Many of us have an image of renters as young, single, twenty-somethings, getting their first place in the city. But according to new analysis of U.S. Census data, the demographic group driving the rental market nationwide is actually educated, empty-nest baby boomers who prefer to live in the suburbs.
“Whether driven by a change in lifestyle, a consequence of the housing crash, or an inability to find affordable homes to downsize, senior households are embracing renting in droves,” according to the report from RentCafe.
The apartment listing site examined Census data from 2009 and 2015 and found some fascinating trends: Renters over 55 increased by 28 percent in those six years (compared to only a 3 percent increase in renters 34 and younger); renters with a bachelor’s degree or higher increased by 23 percent (compared to only 1 percent with only a high school degree); and families with no children increased by 21 percent (compared to 14 percent for families with children in the household, and 10 percent for non-family renters).
The increase in senior renters can be seen nationwide, as well as locally. In the San Francisco metro area, between 2009 and 2015, there was a 10 percent increase in renters under 34. In the same time period, the percentage of renters over 55 increased by 27 percent. That’s over 40,000 new senior renters in the area in only six years.

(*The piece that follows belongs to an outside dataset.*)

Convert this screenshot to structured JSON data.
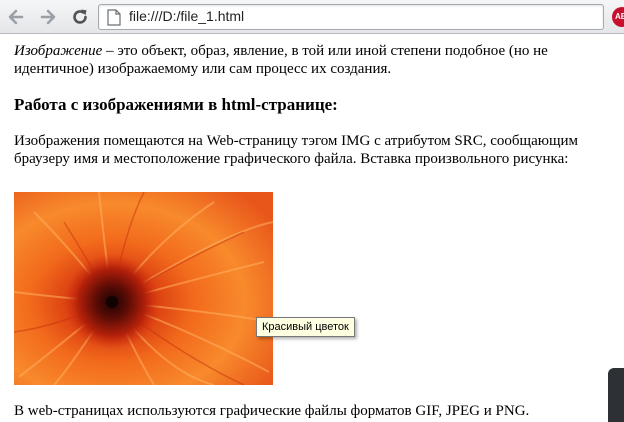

RentCafe’s research also shows that renters young and old were being drawn to the suburbs more than the urban core. “In each of the categories of renters we analyzed, suburban areas were gaining renters faster than urban areas,” according to the report. This meant a 39 percent increase of seniors in suburban areas, nationwide, versus only a 21 precent increase of seniors in cities.
“Now that the lure of apartment living has spread into the American suburb, renters who want to live in a walkable neighborhood and have a short commute to work can get what they’re looking for thanks to the emergence of the ‘suburban downtown’ and to a concept known as ‘transit-oriented development,’” said the report.
In the Bay Area, these transit-oriented developments (the latest of which just broke ground in Oakland) are often located along BART and Caltrain lines and provide easy access into the city, more living space than urban offerings, as well as walkable retail, restaurants and other neighborhood amenities.
“With such attractive (and often cheaper) housing alternatives right in their community, the decision to switch to renting has gotten much easier for suburban homeowners,” according to the report.